It first came to prominence as the technical innovation behind cryptocurrency bitcoin. But why is blockchain – a digital, peer-to-peer ledger that records transactions in real time with ruthless accuracy – now set to change the way we do business far beyond the world of finance? Director asks the experts…
You wouldn’t steal a car,” flashes the caption in the anti-piracy advert that you may recall from the days of watching DVDs. “You wouldn’t steal a handbag. You wouldn’t steal a television.” The flaw in the ad’s reasoning, of course, was that many who wouldn’t dream of purloining someone’s physical property would not think twice about downloading a copy of a Ferrari California, a Hermès Birkin or a 55in smart TV, were it possible to do so without the rightful owner being deprived of their original prototype.
This is a quandary that has stumped the finest minds in the IT industry for decades: while replicating information digitally is all very well, reproducing things of actual monetary value is extremely problematic.
And while 3D printing has some way to go before we can start cloning Ferraris, the problem is a pressing one when the focus turns to other units that are worth something – and we’re not just talking about digital piracy.
“When it comes to things like assets, money, stocks, bonds or anything that has real value, sending a copy is a really bad idea,” explains Alex Tapscott, CEO and founder of Northwest Passage Ventures and co-author of the recently released book Blockchain Revolution: How the technology behind bitcoin is changing money, business, and the world.
“If I send you $20 (£15) in payment for something, it’s important that you know you have it and, crucially, that I no longer do, and that I cannot send that same $20 to every other person I know. That would make the $20 worthless, and the system wouldn’t work. So while it’s great to have an online printing press for information, it’s not for money.”
The current solution to this predicament – referred to as the “double spend problem” by computer scientists – is to have intermediaries such as banks, technology firms and governments administer every aspect of transactions, from identity issues to trust creation between parties via processing, settlement and record-keeping. But what if there were another way – a quicker, more secure, less complex and cheaper way?
“What if there were a vast distributed network, based on the principle of a ledger, that wasn’t just run on one single computer, like a bank system or a government database, but on every computer all around the world?” says Tapscott, who was a keynote speaker at a blockchain summit on Sir Richard Branson’s Necker Island in June. “
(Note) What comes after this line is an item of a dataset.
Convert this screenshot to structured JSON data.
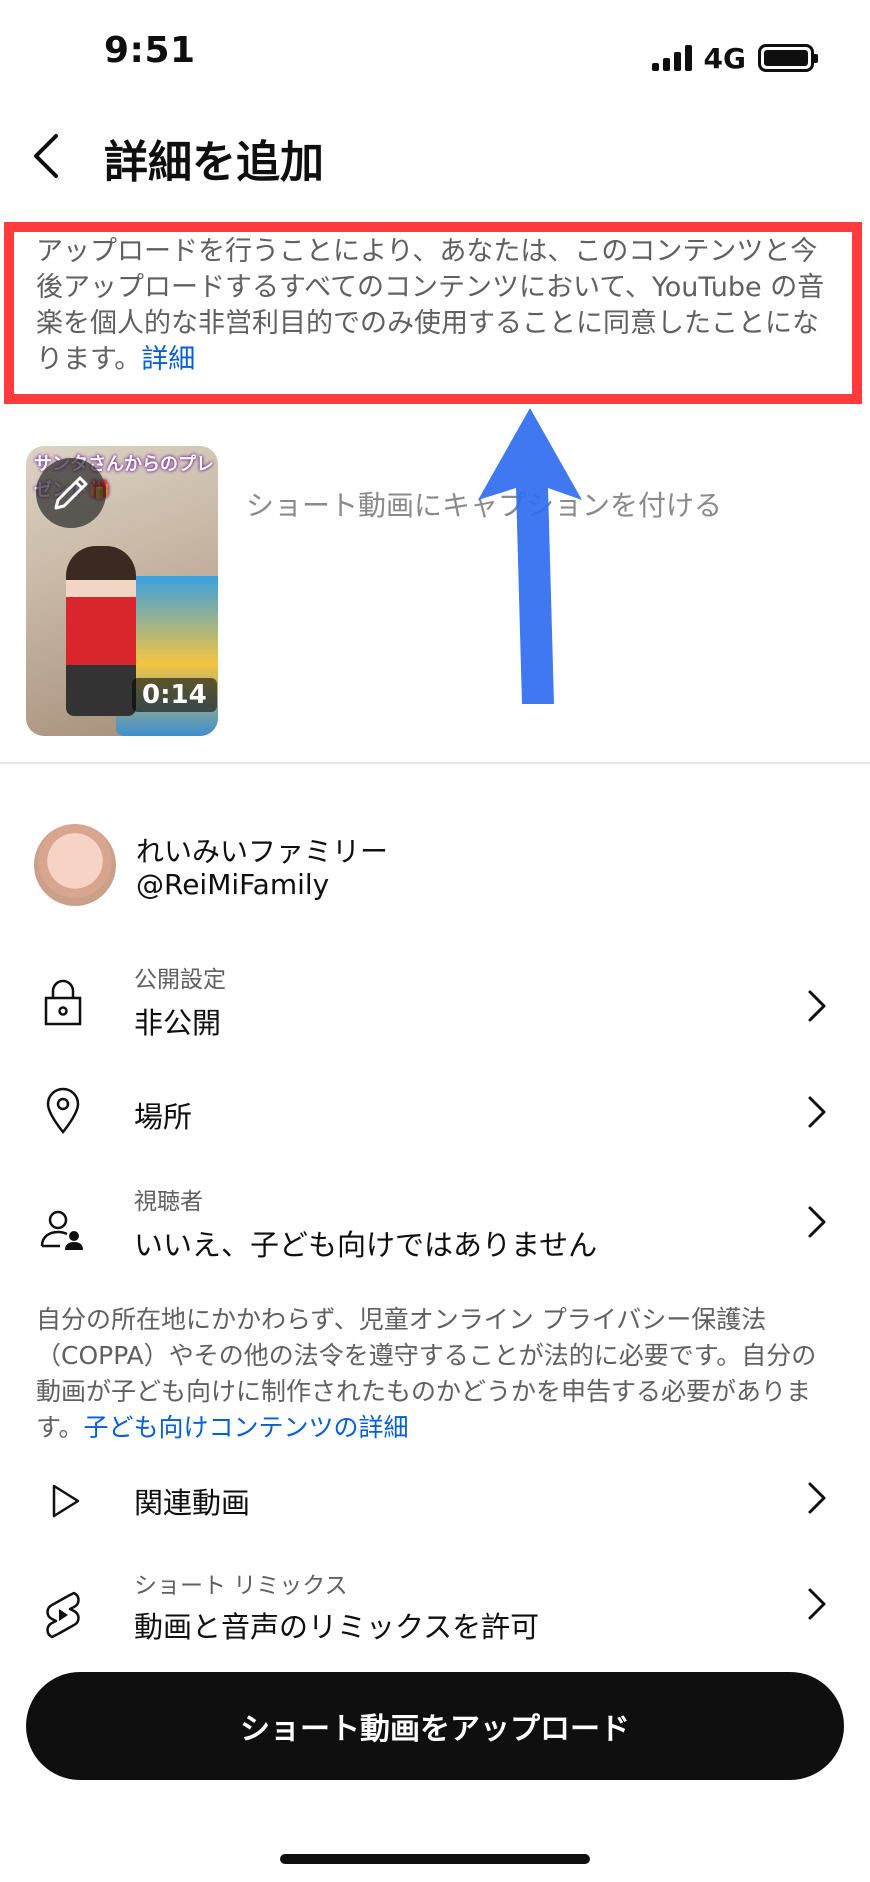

And on this network are things that have real value: money, stocks, titles, deeds, financial assets of every kind, intellectual property, even votes in an election, all moved and stored and managed peer-to-peer?” Enter, stage left, blockchain – the disruptive technology which Tapscott believes represents “the second generation of the internet”.